Things really are falling apart. Our Captains of Industry know that profit maximization at all costs paves the way to a better future for us all. By putting Capital into the hands of the wealthy we will fuel economic prosperity across class lines by creating jobs. Removing the burden of regulation we can lead the way to a new economic paradigm in which the rising economic tide lifts all boats. To staunch the growing international debt/credit crisis social safety nets need to be pared. The many must belt tighten; even suffer a bit, if but for their own good. The rightness of these beliefs are self-evident, even filtered through third hand delivery systems tracing back to the great thinkers who lay prone in the bell towers of the Heritage Foundation and the Cato Institute, as they adjust their scopes on their oblivious targets, bustling about on the quad below.

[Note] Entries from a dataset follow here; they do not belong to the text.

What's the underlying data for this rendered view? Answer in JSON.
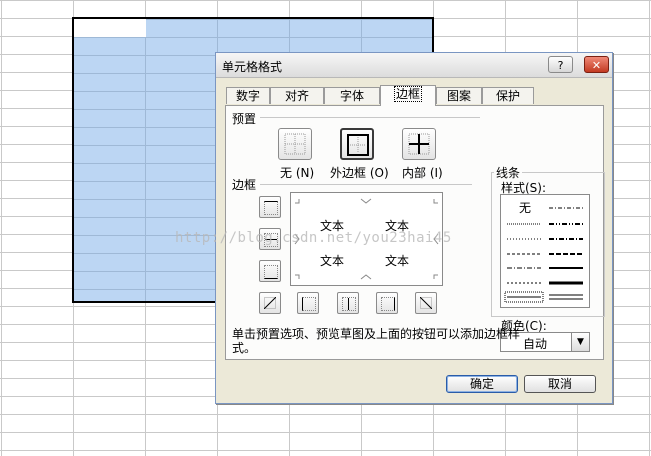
{
  "dialog": {
    "title": "单元格格式",
    "help_label": "?",
    "close_label": "✕",
    "tabs": [
      {
        "label": "数字"
      },
      {
        "label": "对齐"
      },
      {
        "label": "字体"
      },
      {
        "label": "边框"
      },
      {
        "label": "图案"
      },
      {
        "label": "保护"
      }
    ],
    "presets_label": "预置",
    "presets": [
      {
        "label": "无 (N)"
      },
      {
        "label": "外边框 (O)"
      },
      {
        "label": "内部 (I)"
      }
    ],
    "border_label": "边框",
    "preview_text": [
      "文本",
      "文本",
      "文本",
      "文本"
    ],
    "line_group_label": "线条",
    "style_label": "样式(S):",
    "style_none": "无",
    "color_label": "颜色(C):",
    "color_value": "自动",
    "help_text_line1": "单击预置选项、预览草图及上面的按钮可以添加边框样",
    "help_text_line2": "式。",
    "ok_label": "确定",
    "cancel_label": "取消"
  },
  "watermark": "http://blog.csdn.net/you23hai45"
}
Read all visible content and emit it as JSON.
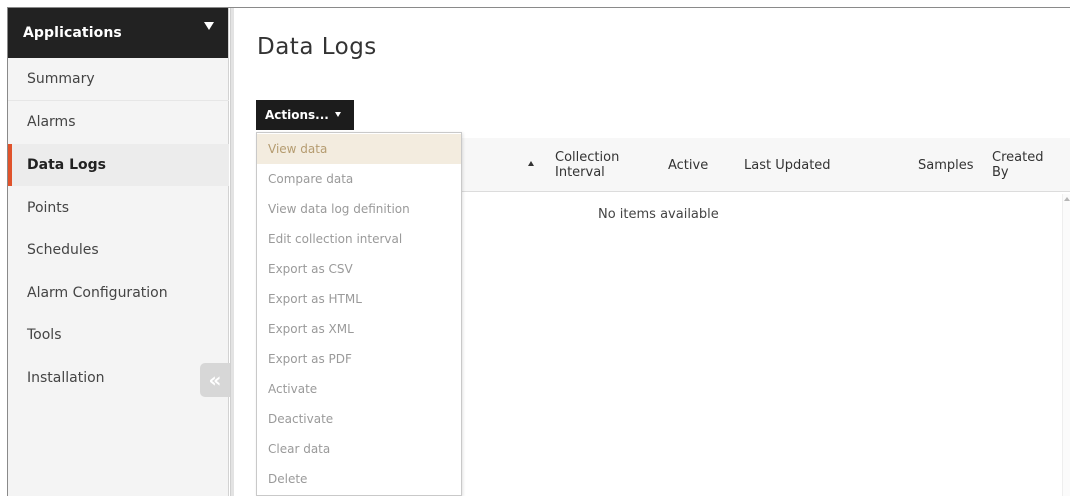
{
  "sidebar": {
    "header_title": "Applications",
    "items": [
      {
        "label": "Summary"
      },
      {
        "label": "Alarms"
      },
      {
        "label": "Data Logs"
      },
      {
        "label": "Points"
      },
      {
        "label": "Schedules"
      },
      {
        "label": "Alarm Configuration"
      },
      {
        "label": "Tools"
      },
      {
        "label": "Installation"
      }
    ],
    "active_item": "Data Logs",
    "collapse_glyph": "«"
  },
  "main": {
    "title": "Data Logs",
    "actions_label": "Actions..."
  },
  "grid": {
    "columns": [
      {
        "label": "Collection Interval"
      },
      {
        "label": "Active"
      },
      {
        "label": "Last Updated"
      },
      {
        "label": "Samples"
      },
      {
        "label": "Created By"
      }
    ],
    "empty_message": "No items available"
  },
  "actions_menu": {
    "items": [
      {
        "label": "View data"
      },
      {
        "label": "Compare data"
      },
      {
        "label": "View data log definition"
      },
      {
        "label": "Edit collection interval"
      },
      {
        "label": "Export as CSV"
      },
      {
        "label": "Export as HTML"
      },
      {
        "label": "Export as XML"
      },
      {
        "label": "Export as PDF"
      },
      {
        "label": "Activate"
      },
      {
        "label": "Deactivate"
      },
      {
        "label": "Clear data"
      },
      {
        "label": "Delete"
      }
    ],
    "highlighted_item": "View data"
  },
  "colors": {
    "sidebar_header_bg": "#222222",
    "active_accent": "#e0532b",
    "actions_button_bg": "#1c1c1c",
    "menu_highlight_bg": "#f3ecdf"
  }
}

Meanwhile our captains are lifting foreign workers out of their poverty, providing jobs, feeding their families, providing goods and services to the next emerging market, raising mankind. They’ve suffered some minor setbacks lately. Plant explosions for one, and BTW, worker suicides are up. Working conditions are beside the point. These kamakazi workers are merely trying to cash in on the deep pockets of their employers. Diving from company rooftops to oblivion never looked so inviting, when hope has faded. These free-loaders are merely cashing in. The obvious solution is to install “suicide nets” in strategic places. Then have worker-bees sign anti-suicide pacts with the company. Always think PR. Control the press, spin the discussion, and the collective amnesia of the masses will do the rest. Above all keep the production lines operating. If things continue to fall apart, we’ll move operations to an even more bereft corner of the world, where they’ll open their hearts and minds to the magic of our Capital.
In some ways it’s easier to accomplish now. That sense of desperation can swing both ways. It can work for us captain, or it can swing the other way. Jobs. Carrot? Or Stick? No matter. When they’re hungry and cold they’ll see the logic. Docility can come from desperation or from hunger. Weak body, weak mind. You get the picture. I think we can make this work. As long as things don’t continue to fall apart. As long as all we captains stick together. Stick to the script. Deserters will be shot.
This essay was written in response to a discussion I had last night with an expat businessman who thought parroting the rhetoric of Heritage and Cato, (even filtered through his third generation sources), is the balm the nation and the world needs now, if only the blind would see, and the deaf open their ears. My thinking is further influenced the Matthew Stoller’s excellent essay. In Stoller’s own closing words:
“One day a chunk of the elites will break away from this consensus, as the system experiences a breakdown that is so severe it threatens the interests of a powerful constituency group. For now, we will be watching the embers.”
Cross-posted at my blog.